Problem description :: Your answer should be every line with the word "lupdate", copied from the data below.

[Stored entries]
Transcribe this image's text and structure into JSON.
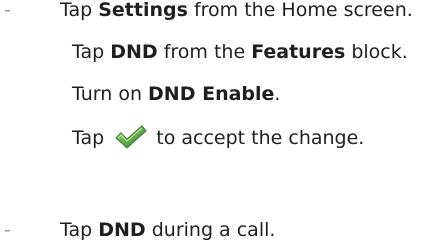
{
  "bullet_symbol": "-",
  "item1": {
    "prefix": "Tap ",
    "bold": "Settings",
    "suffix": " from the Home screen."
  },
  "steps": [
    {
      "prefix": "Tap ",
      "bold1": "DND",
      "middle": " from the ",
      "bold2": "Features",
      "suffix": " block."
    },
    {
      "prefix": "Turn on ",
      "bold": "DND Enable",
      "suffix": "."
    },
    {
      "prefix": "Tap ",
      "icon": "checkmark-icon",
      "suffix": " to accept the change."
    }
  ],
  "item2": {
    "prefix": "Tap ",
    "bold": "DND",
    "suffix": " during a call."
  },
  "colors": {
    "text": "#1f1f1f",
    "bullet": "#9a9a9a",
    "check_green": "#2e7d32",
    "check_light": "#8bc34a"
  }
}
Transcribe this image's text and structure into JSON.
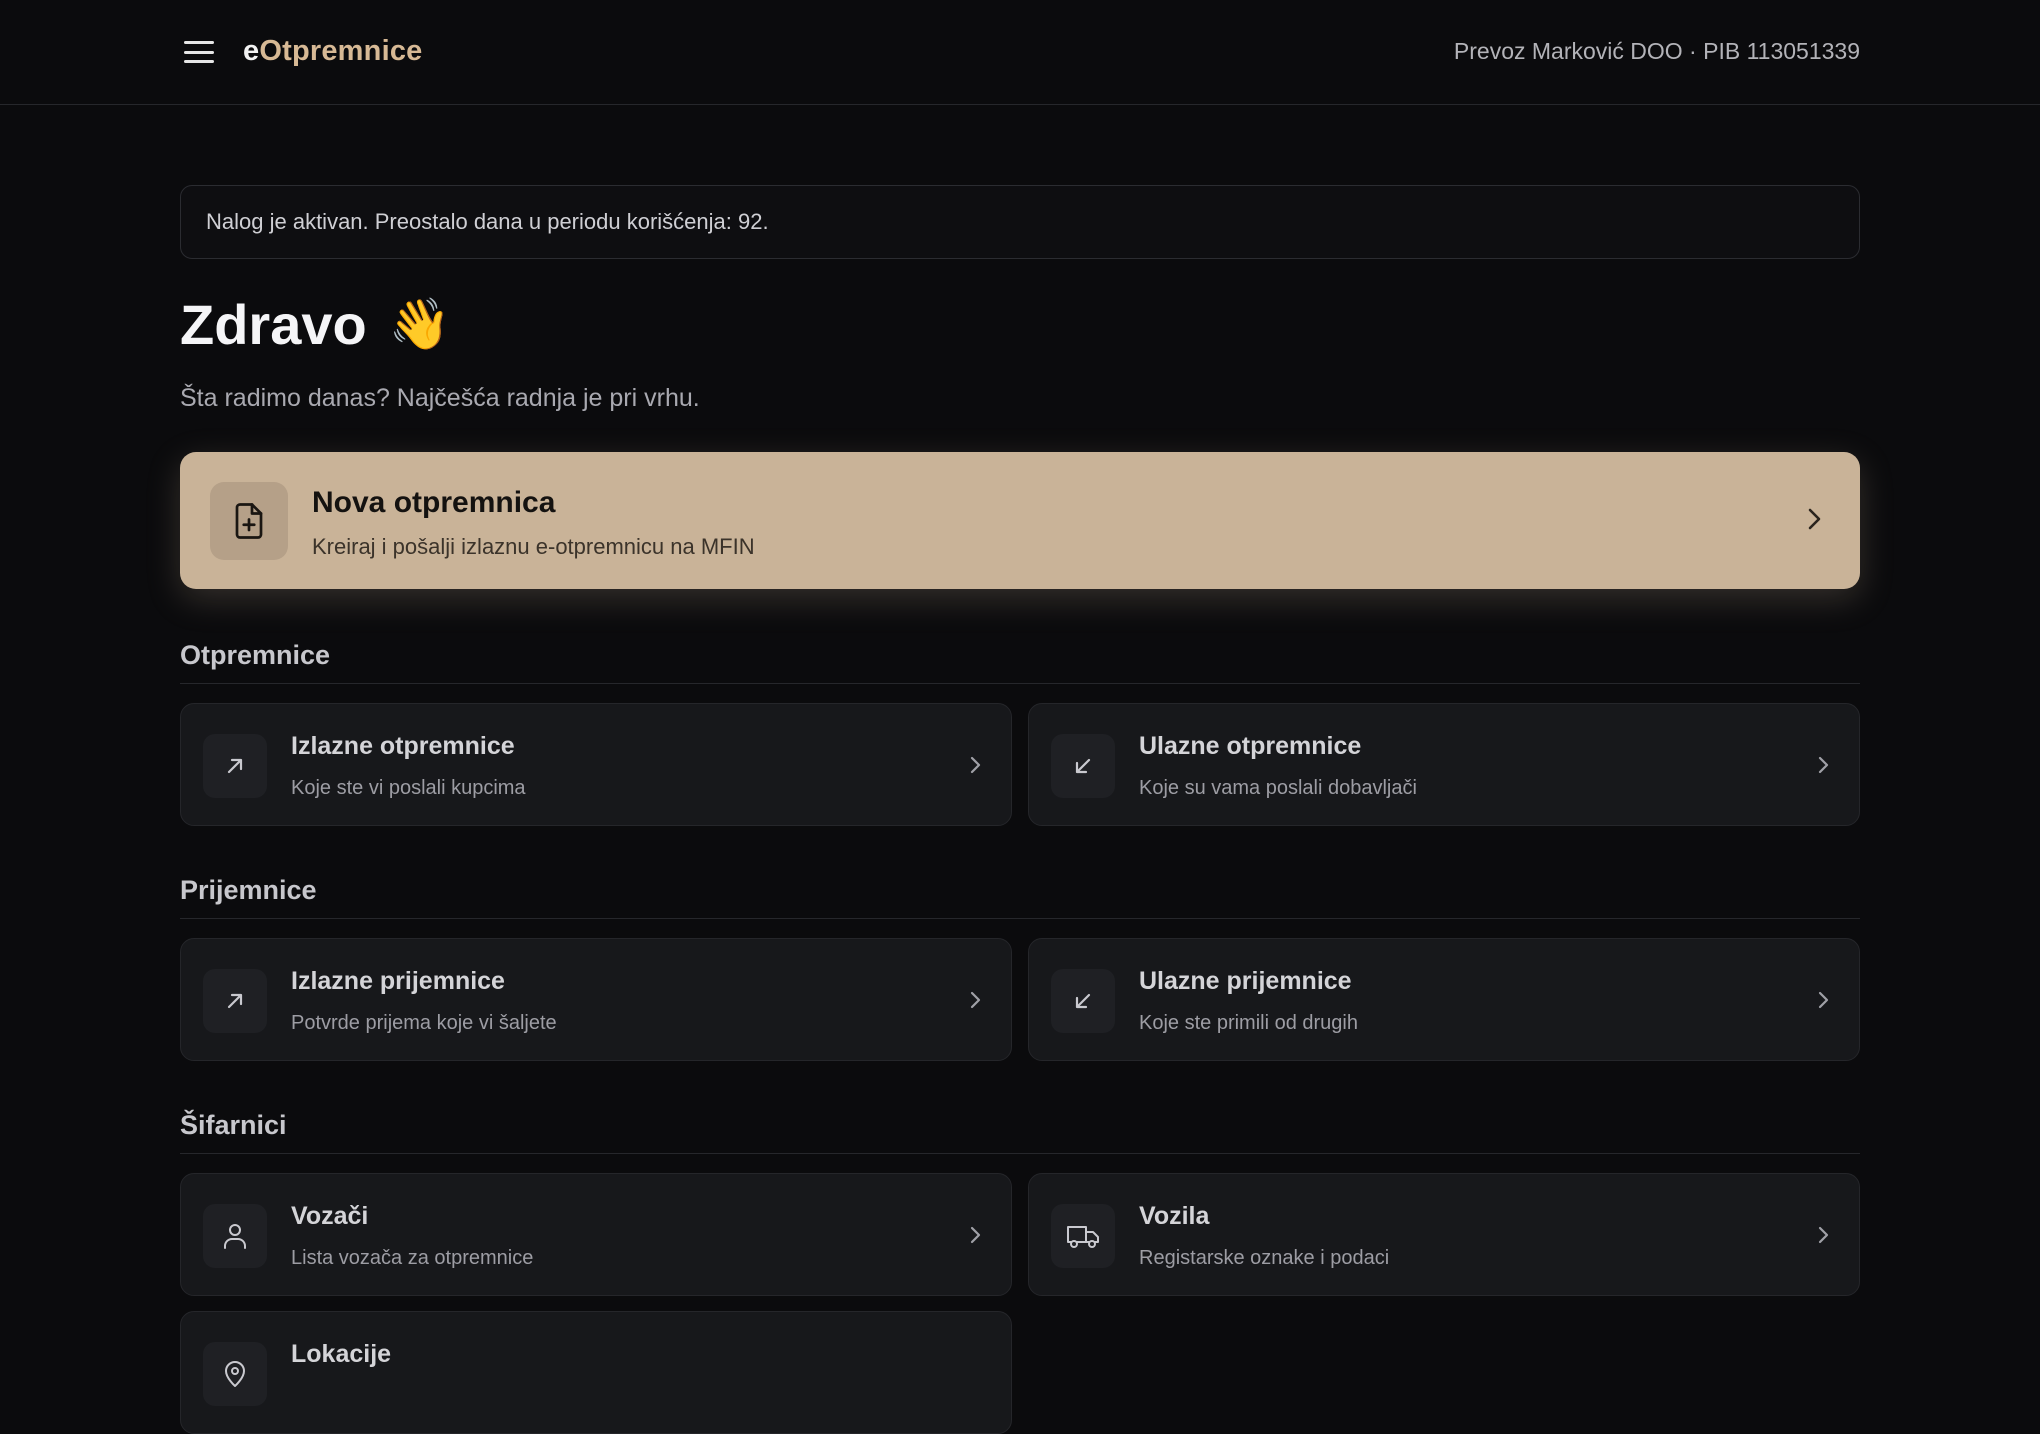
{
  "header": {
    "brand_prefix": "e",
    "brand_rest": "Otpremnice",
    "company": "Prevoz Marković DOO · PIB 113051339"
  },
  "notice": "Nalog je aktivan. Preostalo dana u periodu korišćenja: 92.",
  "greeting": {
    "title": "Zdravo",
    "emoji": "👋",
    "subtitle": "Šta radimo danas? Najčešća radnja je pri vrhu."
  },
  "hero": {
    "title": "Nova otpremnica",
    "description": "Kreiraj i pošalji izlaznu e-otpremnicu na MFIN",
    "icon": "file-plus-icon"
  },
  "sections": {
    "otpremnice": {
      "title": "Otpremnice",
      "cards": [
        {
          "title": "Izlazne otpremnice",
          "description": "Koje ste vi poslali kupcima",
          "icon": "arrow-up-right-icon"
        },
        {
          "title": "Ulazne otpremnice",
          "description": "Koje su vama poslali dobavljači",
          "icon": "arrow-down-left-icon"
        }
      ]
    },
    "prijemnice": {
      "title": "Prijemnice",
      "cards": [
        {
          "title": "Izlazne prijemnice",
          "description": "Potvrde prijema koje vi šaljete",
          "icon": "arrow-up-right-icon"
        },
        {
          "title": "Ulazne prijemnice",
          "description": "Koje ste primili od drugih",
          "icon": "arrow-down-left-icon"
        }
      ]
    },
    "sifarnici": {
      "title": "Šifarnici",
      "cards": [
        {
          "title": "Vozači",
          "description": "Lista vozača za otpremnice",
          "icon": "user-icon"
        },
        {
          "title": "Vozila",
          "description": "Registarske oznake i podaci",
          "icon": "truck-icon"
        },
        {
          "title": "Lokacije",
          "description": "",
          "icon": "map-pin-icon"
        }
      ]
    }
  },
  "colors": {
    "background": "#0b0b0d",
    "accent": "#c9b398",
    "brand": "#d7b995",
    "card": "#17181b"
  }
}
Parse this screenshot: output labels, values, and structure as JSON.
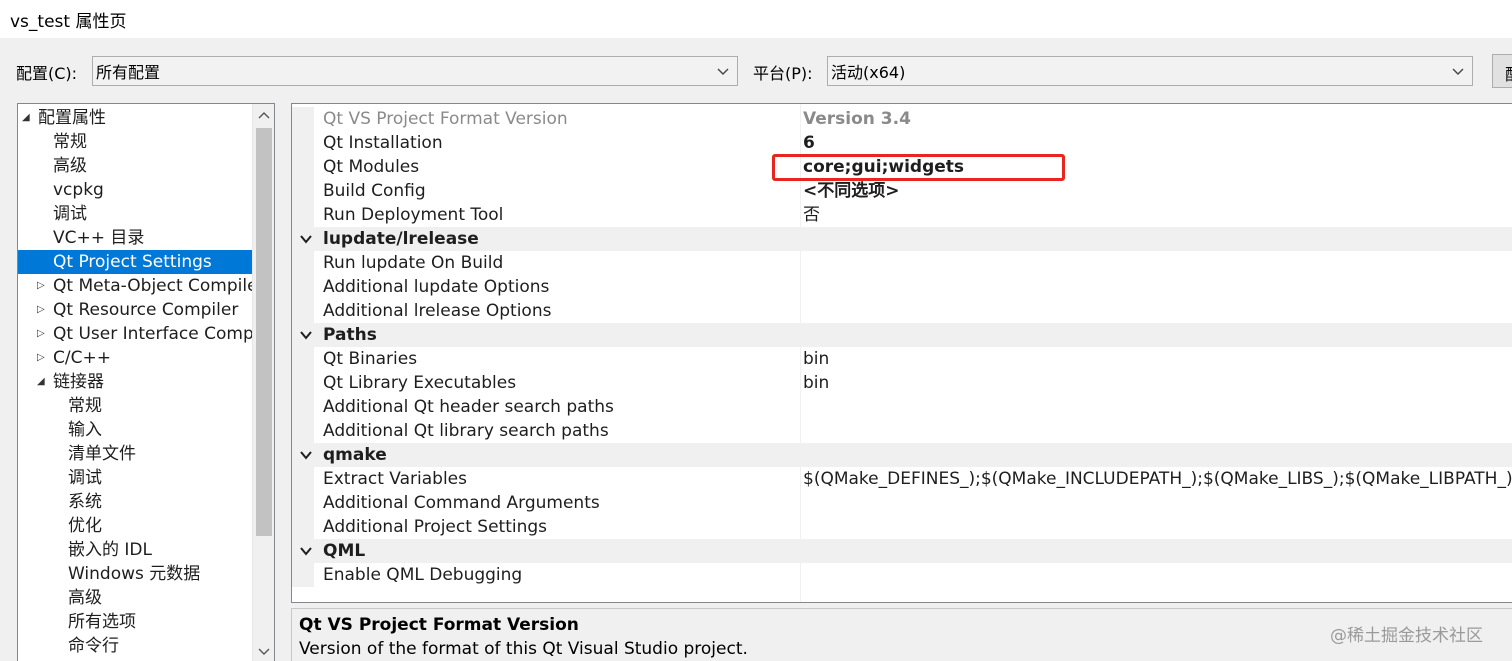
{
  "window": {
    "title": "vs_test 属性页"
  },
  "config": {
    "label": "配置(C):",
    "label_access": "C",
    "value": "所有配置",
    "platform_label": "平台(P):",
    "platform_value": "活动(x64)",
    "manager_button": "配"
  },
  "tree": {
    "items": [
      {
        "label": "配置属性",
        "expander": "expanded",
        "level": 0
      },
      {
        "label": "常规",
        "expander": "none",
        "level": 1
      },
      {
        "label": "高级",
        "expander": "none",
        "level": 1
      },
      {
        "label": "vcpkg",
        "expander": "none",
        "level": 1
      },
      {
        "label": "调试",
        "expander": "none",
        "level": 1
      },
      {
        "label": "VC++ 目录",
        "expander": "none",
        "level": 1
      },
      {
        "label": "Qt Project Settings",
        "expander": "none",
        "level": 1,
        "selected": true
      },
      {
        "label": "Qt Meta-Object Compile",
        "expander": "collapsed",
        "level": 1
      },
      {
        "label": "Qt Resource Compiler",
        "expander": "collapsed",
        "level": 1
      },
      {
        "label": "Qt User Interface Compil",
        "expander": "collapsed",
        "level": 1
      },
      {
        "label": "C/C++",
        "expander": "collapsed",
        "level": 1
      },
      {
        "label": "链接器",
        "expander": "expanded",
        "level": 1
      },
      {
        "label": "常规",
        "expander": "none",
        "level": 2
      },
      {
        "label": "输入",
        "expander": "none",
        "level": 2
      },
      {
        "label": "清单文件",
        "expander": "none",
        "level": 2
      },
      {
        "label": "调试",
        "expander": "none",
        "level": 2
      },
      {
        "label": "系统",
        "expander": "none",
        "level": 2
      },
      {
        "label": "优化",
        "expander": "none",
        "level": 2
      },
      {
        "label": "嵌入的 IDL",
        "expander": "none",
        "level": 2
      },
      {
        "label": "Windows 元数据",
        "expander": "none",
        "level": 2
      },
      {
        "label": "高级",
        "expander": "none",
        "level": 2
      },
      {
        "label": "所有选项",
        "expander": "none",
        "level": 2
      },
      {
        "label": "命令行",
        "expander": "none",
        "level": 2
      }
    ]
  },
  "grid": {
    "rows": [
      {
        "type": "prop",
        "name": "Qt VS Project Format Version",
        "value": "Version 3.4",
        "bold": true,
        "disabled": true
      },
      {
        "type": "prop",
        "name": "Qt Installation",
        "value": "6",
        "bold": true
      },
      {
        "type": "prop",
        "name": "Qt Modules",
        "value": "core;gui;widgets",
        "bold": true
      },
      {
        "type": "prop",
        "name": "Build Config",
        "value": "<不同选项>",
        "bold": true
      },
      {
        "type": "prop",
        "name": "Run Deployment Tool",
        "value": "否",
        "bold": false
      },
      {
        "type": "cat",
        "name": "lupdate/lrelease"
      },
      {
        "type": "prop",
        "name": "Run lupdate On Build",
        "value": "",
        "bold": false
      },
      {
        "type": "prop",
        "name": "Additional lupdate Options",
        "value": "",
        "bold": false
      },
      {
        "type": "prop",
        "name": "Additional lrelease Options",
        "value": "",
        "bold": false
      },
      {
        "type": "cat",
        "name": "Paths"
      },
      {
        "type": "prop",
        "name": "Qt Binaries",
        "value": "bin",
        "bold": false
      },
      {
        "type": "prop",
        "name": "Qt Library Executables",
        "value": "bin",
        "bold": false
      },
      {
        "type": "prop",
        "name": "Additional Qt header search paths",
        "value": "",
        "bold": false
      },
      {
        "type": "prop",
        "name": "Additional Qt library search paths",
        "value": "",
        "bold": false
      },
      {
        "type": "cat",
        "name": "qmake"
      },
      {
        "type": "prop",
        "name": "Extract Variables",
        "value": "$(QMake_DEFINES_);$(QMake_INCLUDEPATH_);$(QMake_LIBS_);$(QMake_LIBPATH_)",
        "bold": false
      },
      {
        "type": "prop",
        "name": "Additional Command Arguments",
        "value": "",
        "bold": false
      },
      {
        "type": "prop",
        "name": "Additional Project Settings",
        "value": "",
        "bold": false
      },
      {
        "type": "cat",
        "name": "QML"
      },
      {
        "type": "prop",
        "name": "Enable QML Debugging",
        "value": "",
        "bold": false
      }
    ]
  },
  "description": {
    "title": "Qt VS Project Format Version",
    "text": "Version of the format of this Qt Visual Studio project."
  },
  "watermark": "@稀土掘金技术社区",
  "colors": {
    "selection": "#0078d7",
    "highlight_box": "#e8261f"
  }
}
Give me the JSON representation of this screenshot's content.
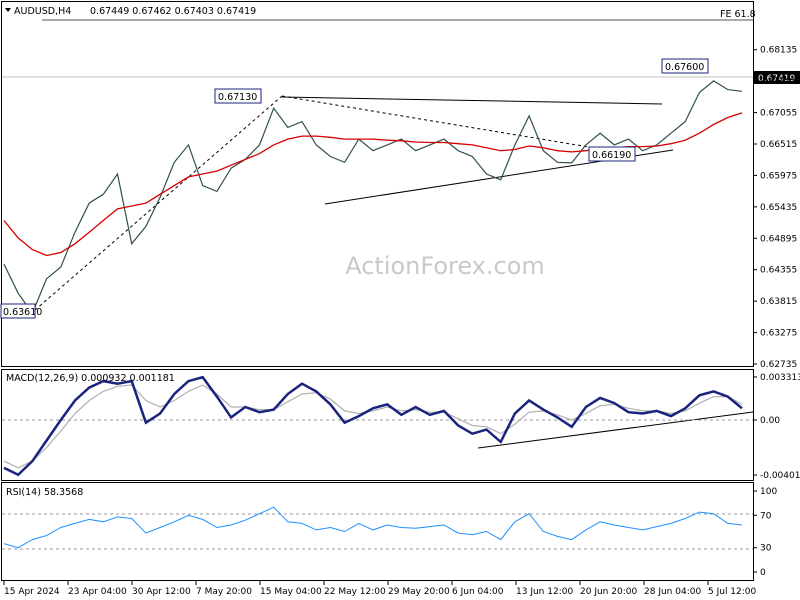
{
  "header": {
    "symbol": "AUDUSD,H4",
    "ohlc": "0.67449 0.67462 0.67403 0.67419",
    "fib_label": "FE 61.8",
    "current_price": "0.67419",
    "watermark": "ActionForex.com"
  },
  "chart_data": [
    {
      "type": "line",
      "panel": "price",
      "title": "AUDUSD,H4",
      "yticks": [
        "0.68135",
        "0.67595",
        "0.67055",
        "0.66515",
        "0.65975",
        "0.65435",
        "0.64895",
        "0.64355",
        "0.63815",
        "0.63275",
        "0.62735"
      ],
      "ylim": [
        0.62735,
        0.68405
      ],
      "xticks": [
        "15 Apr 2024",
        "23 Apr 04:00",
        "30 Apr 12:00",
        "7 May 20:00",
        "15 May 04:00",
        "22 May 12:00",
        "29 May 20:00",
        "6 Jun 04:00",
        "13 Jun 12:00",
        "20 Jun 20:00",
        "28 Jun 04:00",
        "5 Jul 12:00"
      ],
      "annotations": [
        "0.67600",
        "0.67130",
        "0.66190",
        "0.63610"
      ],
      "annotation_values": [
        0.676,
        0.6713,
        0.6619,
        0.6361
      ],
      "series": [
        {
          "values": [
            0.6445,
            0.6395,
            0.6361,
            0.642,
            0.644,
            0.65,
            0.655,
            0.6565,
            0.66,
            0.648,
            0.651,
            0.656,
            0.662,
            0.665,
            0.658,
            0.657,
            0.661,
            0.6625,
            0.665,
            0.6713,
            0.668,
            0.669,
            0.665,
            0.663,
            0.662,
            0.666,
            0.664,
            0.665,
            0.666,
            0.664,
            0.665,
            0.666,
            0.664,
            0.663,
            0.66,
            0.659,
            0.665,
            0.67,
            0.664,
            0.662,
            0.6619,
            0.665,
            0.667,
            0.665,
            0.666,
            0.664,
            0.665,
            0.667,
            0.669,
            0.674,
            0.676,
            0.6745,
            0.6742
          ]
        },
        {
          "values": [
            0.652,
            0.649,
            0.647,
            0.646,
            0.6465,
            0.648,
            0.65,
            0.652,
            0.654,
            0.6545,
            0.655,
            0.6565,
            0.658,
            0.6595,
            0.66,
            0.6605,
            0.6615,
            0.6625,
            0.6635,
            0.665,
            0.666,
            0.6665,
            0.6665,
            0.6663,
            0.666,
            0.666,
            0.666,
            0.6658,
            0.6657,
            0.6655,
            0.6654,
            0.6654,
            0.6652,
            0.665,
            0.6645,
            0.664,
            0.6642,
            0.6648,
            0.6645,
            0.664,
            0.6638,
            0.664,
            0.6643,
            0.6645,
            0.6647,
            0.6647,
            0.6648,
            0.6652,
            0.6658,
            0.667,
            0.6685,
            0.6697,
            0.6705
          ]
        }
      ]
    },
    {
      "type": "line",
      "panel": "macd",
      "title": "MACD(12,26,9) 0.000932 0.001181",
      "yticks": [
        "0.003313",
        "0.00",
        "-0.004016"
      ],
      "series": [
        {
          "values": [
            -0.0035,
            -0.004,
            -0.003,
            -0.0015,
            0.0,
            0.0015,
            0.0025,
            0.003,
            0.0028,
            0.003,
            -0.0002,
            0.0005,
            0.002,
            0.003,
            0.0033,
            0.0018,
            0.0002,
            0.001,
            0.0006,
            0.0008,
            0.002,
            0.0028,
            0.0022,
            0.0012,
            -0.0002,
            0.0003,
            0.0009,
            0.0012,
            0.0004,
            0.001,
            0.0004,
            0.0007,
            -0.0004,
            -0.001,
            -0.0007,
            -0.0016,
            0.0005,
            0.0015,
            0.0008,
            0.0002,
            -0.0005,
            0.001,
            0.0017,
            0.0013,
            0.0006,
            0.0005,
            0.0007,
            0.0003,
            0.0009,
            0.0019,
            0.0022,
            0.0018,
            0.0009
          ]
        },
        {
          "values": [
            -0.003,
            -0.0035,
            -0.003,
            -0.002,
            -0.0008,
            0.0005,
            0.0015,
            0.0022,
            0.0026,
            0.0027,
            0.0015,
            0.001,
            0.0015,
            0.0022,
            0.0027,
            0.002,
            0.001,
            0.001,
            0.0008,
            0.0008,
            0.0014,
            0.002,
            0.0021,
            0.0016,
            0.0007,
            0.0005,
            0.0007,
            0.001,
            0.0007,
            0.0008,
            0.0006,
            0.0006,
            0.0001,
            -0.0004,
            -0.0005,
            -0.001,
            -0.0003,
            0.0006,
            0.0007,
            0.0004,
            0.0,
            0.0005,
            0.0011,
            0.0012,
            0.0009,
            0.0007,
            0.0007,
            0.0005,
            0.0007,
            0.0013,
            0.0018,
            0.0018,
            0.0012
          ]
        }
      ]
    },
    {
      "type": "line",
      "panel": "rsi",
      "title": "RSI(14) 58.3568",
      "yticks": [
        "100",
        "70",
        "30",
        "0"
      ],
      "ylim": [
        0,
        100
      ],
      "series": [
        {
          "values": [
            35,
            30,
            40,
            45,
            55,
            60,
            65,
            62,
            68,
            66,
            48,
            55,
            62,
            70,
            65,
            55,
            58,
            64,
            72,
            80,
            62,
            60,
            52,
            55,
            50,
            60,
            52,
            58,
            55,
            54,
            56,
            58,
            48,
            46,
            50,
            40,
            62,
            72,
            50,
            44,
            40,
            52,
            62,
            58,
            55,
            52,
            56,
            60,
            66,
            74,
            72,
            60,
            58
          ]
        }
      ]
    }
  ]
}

Exercise solution ::
        "name": "lupdate/lrelease"
        "name": "Run lupdate On Build",
        "name": "Additional lupdate Options",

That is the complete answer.